He aimed at her and felt nauseous. He took a couple of breaths to stabilize, and then placed his finger in the trigger. He was ready to take the shot. He held his breath, and pulled.

The bullet came out of the muzzle and reached the woman who immediately fell into the ground. He then moved to take the other two while they split up. He managed to hit one and when he was about to shoot the other, he saw him running towards the woman to drag her away to safety. He was relieved to know he succeeded in hitting the safe spot, so she would survive, and she did.

Finally, they retreated. He sat down to rest for a minute. And that was the moment he made a decision, "enough". He could not keep playing that game where lives have no meaning.

Eight months later the war ended. He was in his home country, and no longer part of the military. He often thought about that woman, Antara, "Beautiful name". He looked it up and it meant "heroic". It certainly suited her.
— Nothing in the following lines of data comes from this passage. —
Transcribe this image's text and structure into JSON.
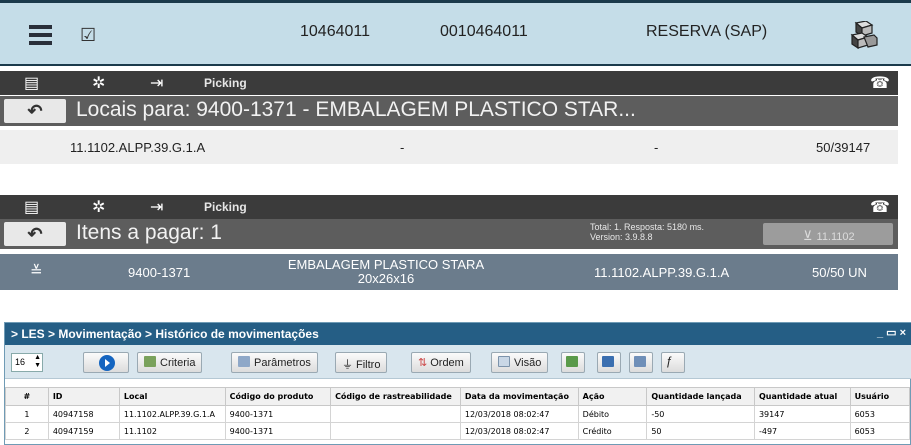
{
  "reserve_row": {
    "code1": "10464011",
    "code2": "0010464011",
    "type": "RESERVA (SAP)",
    "icons": [
      "list-icon",
      "checkbox-icon",
      "boxes-icon"
    ]
  },
  "panel1": {
    "header_title": "Picking",
    "title": "Locais para: 9400-1371 - EMBALAGEM PLASTICO STAR...",
    "row": {
      "local": "11.1102.ALPP.39.G.1.A",
      "col2": "-",
      "col3": "-",
      "qty": "50/39147"
    }
  },
  "panel2": {
    "header_title": "Picking",
    "title": "Itens a pagar: 1",
    "total_line": "Total: 1. Resposta: 5180 ms.",
    "version_line": "Version: 3.9.8.8",
    "cart_label": "11.1102",
    "row": {
      "product": "9400-1371",
      "desc_line1": "EMBALAGEM PLASTICO STARA",
      "desc_line2": "20x26x16",
      "local": "11.1102.ALPP.39.G.1.A",
      "qty": "50/50 UN"
    }
  },
  "les": {
    "breadcrumb": "> LES > Movimentação > Histórico de movimentações",
    "page_size": "16",
    "toolbar": {
      "criteria": "Criteria",
      "parametros": "Parâmetros",
      "filtro": "Filtro",
      "ordem": "Ordem",
      "visao": "Visão"
    },
    "columns": [
      "#",
      "ID",
      "Local",
      "Código do produto",
      "Código de rastreabilidade",
      "Data da movimentação",
      "Ação",
      "Quantidade lançada",
      "Quantidade atual",
      "Usuário"
    ],
    "rows": [
      [
        "1",
        "40947158",
        "11.1102.ALPP.39.G.1.A",
        "9400-1371",
        "",
        "12/03/2018 08:02:47",
        "Débito",
        "-50",
        "39147",
        "6053"
      ],
      [
        "2",
        "40947159",
        "11.1102",
        "9400-1371",
        "",
        "12/03/2018 08:02:47",
        "Crédito",
        "50",
        "-497",
        "6053"
      ]
    ]
  },
  "colors": {
    "reserve_bg": "#c5dde8",
    "header_dark": "#3b3b3b",
    "title_gray": "#5d5d5d",
    "selected_row": "#6b7c8c",
    "les_title": "#255e85"
  }
}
His heart sank while thinking he will never see her again. Two people from two different worlds, thousands of miles apart and fighting each other. It was one of the reasons why he left the military, the idea that an enemy could potentially be the love of your life. It sounded cheesy, but it was true. If only there was a chance for them.

Looking down the horizon, he found himself in that same place where they met, this time unarmed. He took a glance ahead. This was definitely a long shot, but he had to try. The wind and the sun got his back, and his weapon was hope as he began his search for love.




Hi @lacrucita. I really enjoyed your story. It has a very interesting moral dilemma. Also, you added some rich details that make the story feel authentic and believable.

I know you intended to enter the week 9 contest and accidentally missed adding your link to the prompt post. These things happen. Please don't be discouraged. I look forward to seeing more of your writing!

p.s. One small thing to fix in your story is the woman's name. It appears two different ways. :-)

Thank you, Jayna!
That means a lot, especially now that I'm starting in this platform.
I look forward to staying in touch.
A big hug.
PD: I'll fix it, thank you!

Okay, perfect! Hugs back.